Use the information on this guide to help you understand and evaluate the different types of information sources.

Scholarly, Popular, or Trade?

It is important to understand the differences between popular, trade, and scholarly periodicals. When you ar doing research for your college classes, it is important to focus on scholarly resources.  Always check with your instructor about using popular or trade publications to make sure they are acceptable for your assignments.

 

Popular:  Inform and entertain the general public. Magazines like Time or Rolling Stone; or newspapers like the L.A. Times.

Scholarly:  Disseminate research and academic discussion among professionals in a discipline.  Journals such as Journal of Applied Communication Research.  Usually peer reviewed or refereed.

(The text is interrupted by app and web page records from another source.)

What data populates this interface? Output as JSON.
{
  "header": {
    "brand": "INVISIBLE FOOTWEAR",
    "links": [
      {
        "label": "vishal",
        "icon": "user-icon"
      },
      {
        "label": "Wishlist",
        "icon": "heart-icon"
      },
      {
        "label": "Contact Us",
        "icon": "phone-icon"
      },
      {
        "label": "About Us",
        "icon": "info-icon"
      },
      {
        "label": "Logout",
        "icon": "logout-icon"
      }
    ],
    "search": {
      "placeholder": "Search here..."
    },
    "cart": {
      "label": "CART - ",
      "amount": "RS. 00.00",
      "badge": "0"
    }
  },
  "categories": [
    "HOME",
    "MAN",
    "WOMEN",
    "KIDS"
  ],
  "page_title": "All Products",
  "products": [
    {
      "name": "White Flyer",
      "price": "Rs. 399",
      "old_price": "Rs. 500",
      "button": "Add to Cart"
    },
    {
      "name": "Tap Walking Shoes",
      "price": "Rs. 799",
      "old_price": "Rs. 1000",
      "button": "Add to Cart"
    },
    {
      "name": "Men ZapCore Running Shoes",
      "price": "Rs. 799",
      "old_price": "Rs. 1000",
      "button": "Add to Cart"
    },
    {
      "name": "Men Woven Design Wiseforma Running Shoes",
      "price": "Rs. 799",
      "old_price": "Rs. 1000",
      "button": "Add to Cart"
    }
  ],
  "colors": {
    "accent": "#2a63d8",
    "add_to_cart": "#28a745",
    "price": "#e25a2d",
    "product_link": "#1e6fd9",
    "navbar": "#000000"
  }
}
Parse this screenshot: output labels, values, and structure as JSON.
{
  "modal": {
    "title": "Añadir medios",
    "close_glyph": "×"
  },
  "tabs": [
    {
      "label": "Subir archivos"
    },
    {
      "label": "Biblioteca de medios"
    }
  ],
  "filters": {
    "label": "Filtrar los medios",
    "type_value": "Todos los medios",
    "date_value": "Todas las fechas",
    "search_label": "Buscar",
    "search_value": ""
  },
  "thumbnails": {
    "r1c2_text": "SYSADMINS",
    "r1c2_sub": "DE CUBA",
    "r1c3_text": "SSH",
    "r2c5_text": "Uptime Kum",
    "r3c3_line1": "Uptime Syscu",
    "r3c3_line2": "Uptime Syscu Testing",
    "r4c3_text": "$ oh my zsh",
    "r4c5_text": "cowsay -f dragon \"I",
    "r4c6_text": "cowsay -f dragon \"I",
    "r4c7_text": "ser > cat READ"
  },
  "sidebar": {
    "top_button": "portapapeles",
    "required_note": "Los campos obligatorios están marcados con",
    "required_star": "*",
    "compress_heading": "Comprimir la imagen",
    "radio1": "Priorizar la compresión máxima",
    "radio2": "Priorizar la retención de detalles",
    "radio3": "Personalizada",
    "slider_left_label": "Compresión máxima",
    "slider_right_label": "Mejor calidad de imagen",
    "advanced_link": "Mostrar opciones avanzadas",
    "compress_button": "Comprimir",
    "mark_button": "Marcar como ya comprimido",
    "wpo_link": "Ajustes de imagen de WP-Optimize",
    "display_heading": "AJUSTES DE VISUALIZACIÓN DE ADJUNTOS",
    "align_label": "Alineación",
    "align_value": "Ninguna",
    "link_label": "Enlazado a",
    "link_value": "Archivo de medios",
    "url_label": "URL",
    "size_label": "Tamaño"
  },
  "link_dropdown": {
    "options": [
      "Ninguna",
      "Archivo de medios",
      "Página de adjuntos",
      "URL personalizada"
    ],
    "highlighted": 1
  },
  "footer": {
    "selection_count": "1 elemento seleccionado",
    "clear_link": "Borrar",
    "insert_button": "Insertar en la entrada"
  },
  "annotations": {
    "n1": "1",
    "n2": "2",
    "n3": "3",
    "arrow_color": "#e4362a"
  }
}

Trade:  Neither scholarly or popular sources, but could be a combination of both.  Allows practitioners in specific industries to share market and production information that improves their businesses.
 

Image from http://www.webpages.uidaho.edu/info_literacy/modules/module1/1_6.htm

Scholarly, Popular, and Trade

What's in them?

Who writes them?

What do they look like?

Who reads them?

What are their advantages?

What are their disadvantages?

Guide Credits

Permission to use and modify content granted by Loyola Marymount University

Mandalios, J. (2013). RADAR: An approach for helping students evaluate Internet sources. Journal Of Information Science, 39, 470-478. doi:10.1177/0165551513478889

Meriam Library at California State University, Chico. (2010, September 17). Evaluating information-Applying the CRAAP test. Retrieved from http://www.csuchico.edu/lins/handouts/eval_websites.pdf